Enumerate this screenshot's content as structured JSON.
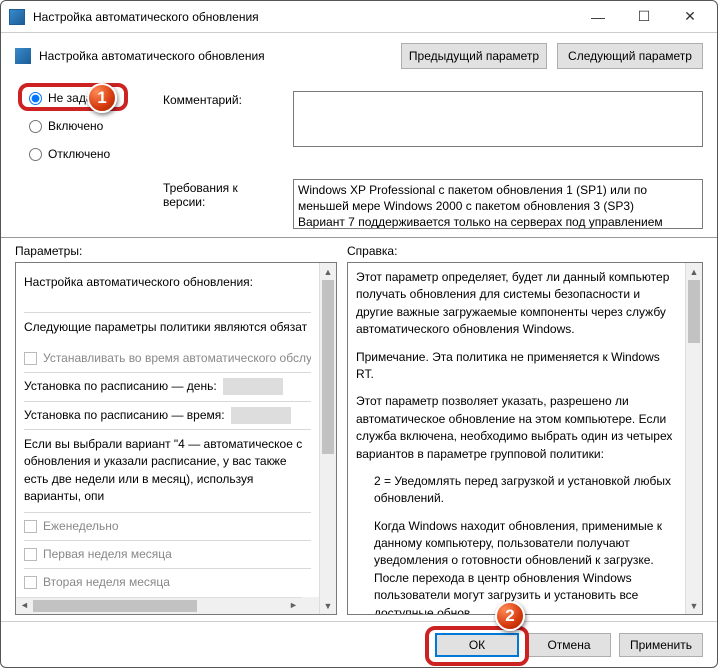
{
  "window": {
    "title": "Настройка автоматического обновления",
    "subtitle": "Настройка автоматического обновления"
  },
  "nav": {
    "prev": "Предыдущий параметр",
    "next": "Следующий параметр"
  },
  "radios": {
    "not_configured": "Не задано",
    "enabled": "Включено",
    "disabled": "Отключено"
  },
  "labels": {
    "comment": "Комментарий:",
    "requirements": "Требования к версии:",
    "options": "Параметры:",
    "help": "Справка:"
  },
  "requirements_text": "Windows XP Professional с пакетом обновления 1 (SP1) или по меньшей мере Windows 2000 с пакетом обновления 3 (SP3)\nВариант 7 поддерживается только на серверах под управлением",
  "options": {
    "title": "Настройка автоматического обновления:",
    "note": "Следующие параметры политики являются обязат",
    "cb1": "Устанавливать во время автоматического обслу",
    "sched_day": "Установка по расписанию — день:",
    "sched_time": "Установка по расписанию — время:",
    "note2": "Если вы выбрали вариант \"4 — автоматическое с обновления и указали расписание, у вас также есть две недели или в месяц), используя варианты, опи",
    "cb2": "Еженедельно",
    "cb3": "Первая неделя месяца",
    "cb4": "Вторая неделя месяца"
  },
  "help": {
    "p1": "Этот параметр определяет, будет ли данный компьютер получать обновления для системы безопасности и другие важные загружаемые компоненты через службу автоматического обновления Windows.",
    "p2": "Примечание. Эта политика не применяется к Windows RT.",
    "p3": "Этот параметр позволяет указать, разрешено ли автоматическое обновление на этом компьютере. Если служба включена, необходимо выбрать один из четырех вариантов в параметре групповой политики:",
    "p4": "2 = Уведомлять перед загрузкой и установкой любых обновлений.",
    "p5": "Когда Windows находит обновления, применимые к данному компьютеру, пользователи получают уведомления о готовности обновлений к загрузке. После перехода в центр обновления Windows пользователи могут загрузить и установить все доступные обнов"
  },
  "buttons": {
    "ok": "ОК",
    "cancel": "Отмена",
    "apply": "Применить"
  },
  "badges": {
    "b1": "1",
    "b2": "2"
  }
}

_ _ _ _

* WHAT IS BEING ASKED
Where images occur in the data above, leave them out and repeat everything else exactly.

* TASK ANSWER
Enumerate this screenshot's content as structured JSON.
{
  "window": {
    "title": "Настройка автоматического обновления",
    "subtitle": "Настройка автоматического обновления"
  },
  "nav": {
    "prev": "Предыдущий параметр",
    "next": "Следующий параметр"
  },
  "radios": {
    "not_configured": "Не задано",
    "enabled": "Включено",
    "disabled": "Отключено"
  },
  "labels": {
    "comment": "Комментарий:",
    "requirements": "Требования к версии:",
    "options": "Параметры:",
    "help": "Справка:"
  },
  "requirements_text": "Windows XP Professional с пакетом обновления 1 (SP1) или по меньшей мере Windows 2000 с пакетом обновления 3 (SP3)\nВариант 7 поддерживается только на серверах под управлением",
  "options": {
    "title": "Настройка автоматического обновления:",
    "note": "Следующие параметры политики являются обязат",
    "cb1": "Устанавливать во время автоматического обслу",
    "sched_day": "Установка по расписанию — день:",
    "sched_time": "Установка по расписанию — время:",
    "note2": "Если вы выбрали вариант \"4 — автоматическое с обновления и указали расписание, у вас также есть две недели или в месяц), используя варианты, опи",
    "cb2": "Еженедельно",
    "cb3": "Первая неделя месяца",
    "cb4": "Вторая неделя месяца"
  },
  "help": {
    "p1": "Этот параметр определяет, будет ли данный компьютер получать обновления для системы безопасности и другие важные загружаемые компоненты через службу автоматического обновления Windows.",
    "p2": "Примечание. Эта политика не применяется к Windows RT.",
    "p3": "Этот параметр позволяет указать, разрешено ли автоматическое обновление на этом компьютере. Если служба включена, необходимо выбрать один из четырех вариантов в параметре групповой политики:",
    "p4": "2 = Уведомлять перед загрузкой и установкой любых обновлений.",
    "p5": "Когда Windows находит обновления, применимые к данному компьютеру, пользователи получают уведомления о готовности обновлений к загрузке. После перехода в центр обновления Windows пользователи могут загрузить и установить все доступные обнов"
  },
  "buttons": {
    "ok": "ОК",
    "cancel": "Отмена",
    "apply": "Применить"
  },
  "badges": {
    "b1": "1",
    "b2": "2"
  }
}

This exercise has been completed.